To do
For each line in the records, produce an exact copy.

Raw data

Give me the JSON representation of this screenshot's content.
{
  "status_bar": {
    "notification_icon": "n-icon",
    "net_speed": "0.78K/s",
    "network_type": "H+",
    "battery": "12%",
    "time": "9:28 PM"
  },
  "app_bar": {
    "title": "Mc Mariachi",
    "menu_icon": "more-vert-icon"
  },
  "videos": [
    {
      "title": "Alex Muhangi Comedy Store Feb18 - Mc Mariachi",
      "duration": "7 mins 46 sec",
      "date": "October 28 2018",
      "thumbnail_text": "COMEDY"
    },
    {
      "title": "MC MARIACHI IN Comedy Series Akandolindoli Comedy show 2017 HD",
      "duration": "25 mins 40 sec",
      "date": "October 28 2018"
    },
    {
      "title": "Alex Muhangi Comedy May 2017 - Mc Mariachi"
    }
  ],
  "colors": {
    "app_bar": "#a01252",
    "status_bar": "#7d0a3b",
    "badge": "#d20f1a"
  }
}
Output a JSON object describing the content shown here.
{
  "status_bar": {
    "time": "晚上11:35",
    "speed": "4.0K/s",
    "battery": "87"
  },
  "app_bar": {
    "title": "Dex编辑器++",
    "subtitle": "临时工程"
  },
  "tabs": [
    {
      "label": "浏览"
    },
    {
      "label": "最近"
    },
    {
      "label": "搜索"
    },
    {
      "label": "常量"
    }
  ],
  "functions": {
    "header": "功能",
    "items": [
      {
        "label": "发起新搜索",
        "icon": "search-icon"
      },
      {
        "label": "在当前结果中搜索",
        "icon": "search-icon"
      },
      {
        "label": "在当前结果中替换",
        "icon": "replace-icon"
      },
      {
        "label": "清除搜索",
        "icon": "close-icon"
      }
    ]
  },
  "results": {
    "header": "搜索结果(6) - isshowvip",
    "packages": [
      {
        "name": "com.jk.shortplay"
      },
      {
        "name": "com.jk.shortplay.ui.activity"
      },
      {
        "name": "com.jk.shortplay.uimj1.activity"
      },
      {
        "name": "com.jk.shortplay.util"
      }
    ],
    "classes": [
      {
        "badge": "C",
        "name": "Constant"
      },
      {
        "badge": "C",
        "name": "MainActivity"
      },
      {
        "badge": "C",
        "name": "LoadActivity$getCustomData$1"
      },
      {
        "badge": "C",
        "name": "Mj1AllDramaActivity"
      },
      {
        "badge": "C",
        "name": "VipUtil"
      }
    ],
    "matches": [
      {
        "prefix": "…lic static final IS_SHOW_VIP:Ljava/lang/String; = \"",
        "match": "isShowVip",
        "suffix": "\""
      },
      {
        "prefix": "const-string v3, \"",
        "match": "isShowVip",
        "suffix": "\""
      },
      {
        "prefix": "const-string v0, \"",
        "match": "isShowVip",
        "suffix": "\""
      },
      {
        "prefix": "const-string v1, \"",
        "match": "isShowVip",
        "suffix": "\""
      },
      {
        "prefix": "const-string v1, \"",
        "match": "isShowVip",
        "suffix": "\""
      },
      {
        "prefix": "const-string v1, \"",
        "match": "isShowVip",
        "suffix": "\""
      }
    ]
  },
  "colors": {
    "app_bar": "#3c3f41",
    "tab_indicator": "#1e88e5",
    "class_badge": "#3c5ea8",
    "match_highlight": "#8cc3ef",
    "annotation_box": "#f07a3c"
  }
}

Written solution
Give me the JSON representation of this screenshot's content.
{
  "status_bar": {
    "notification_icon": "n-icon",
    "net_speed": "0.78K/s",
    "network_type": "H+",
    "battery": "12%",
    "time": "9:28 PM"
  },
  "app_bar": {
    "title": "Mc Mariachi",
    "menu_icon": "more-vert-icon"
  },
  "videos": [
    {
      "title": "Alex Muhangi Comedy Store Feb18 - Mc Mariachi",
      "duration": "7 mins 46 sec",
      "date": "October 28 2018",
      "thumbnail_text": "COMEDY"
    },
    {
      "title": "MC MARIACHI IN Comedy Series Akandolindoli Comedy show 2017 HD",
      "duration": "25 mins 40 sec",
      "date": "October 28 2018"
    },
    {
      "title": "Alex Muhangi Comedy May 2017 - Mc Mariachi"
    }
  ],
  "colors": {
    "app_bar": "#a01252",
    "status_bar": "#7d0a3b",
    "badge": "#d20f1a"
  }
}
Output a JSON object describing the content shown here.
{
  "status_bar": {
    "time": "晚上11:35",
    "speed": "4.0K/s",
    "battery": "87"
  },
  "app_bar": {
    "title": "Dex编辑器++",
    "subtitle": "临时工程"
  },
  "tabs": [
    {
      "label": "浏览"
    },
    {
      "label": "最近"
    },
    {
      "label": "搜索"
    },
    {
      "label": "常量"
    }
  ],
  "functions": {
    "header": "功能",
    "items": [
      {
        "label": "发起新搜索",
        "icon": "search-icon"
      },
      {
        "label": "在当前结果中搜索",
        "icon": "search-icon"
      },
      {
        "label": "在当前结果中替换",
        "icon": "replace-icon"
      },
      {
        "label": "清除搜索",
        "icon": "close-icon"
      }
    ]
  },
  "results": {
    "header": "搜索结果(6) - isshowvip",
    "packages": [
      {
        "name": "com.jk.shortplay"
      },
      {
        "name": "com.jk.shortplay.ui.activity"
      },
      {
        "name": "com.jk.shortplay.uimj1.activity"
      },
      {
        "name": "com.jk.shortplay.util"
      }
    ],
    "classes": [
      {
        "badge": "C",
        "name": "Constant"
      },
      {
        "badge": "C",
        "name": "MainActivity"
      },
      {
        "badge": "C",
        "name": "LoadActivity$getCustomData$1"
      },
      {
        "badge": "C",
        "name": "Mj1AllDramaActivity"
      },
      {
        "badge": "C",
        "name": "VipUtil"
      }
    ],
    "matches": [
      {
        "prefix": "…lic static final IS_SHOW_VIP:Ljava/lang/String; = \"",
        "match": "isShowVip",
        "suffix": "\""
      },
      {
        "prefix": "const-string v3, \"",
        "match": "isShowVip",
        "suffix": "\""
      },
      {
        "prefix": "const-string v0, \"",
        "match": "isShowVip",
        "suffix": "\""
      },
      {
        "prefix": "const-string v1, \"",
        "match": "isShowVip",
        "suffix": "\""
      },
      {
        "prefix": "const-string v1, \"",
        "match": "isShowVip",
        "suffix": "\""
      },
      {
        "prefix": "const-string v1, \"",
        "match": "isShowVip",
        "suffix": "\""
      }
    ]
  },
  "colors": {
    "app_bar": "#3c3f41",
    "tab_indicator": "#1e88e5",
    "class_badge": "#3c5ea8",
    "match_highlight": "#8cc3ef",
    "annotation_box": "#f07a3c"
  }
}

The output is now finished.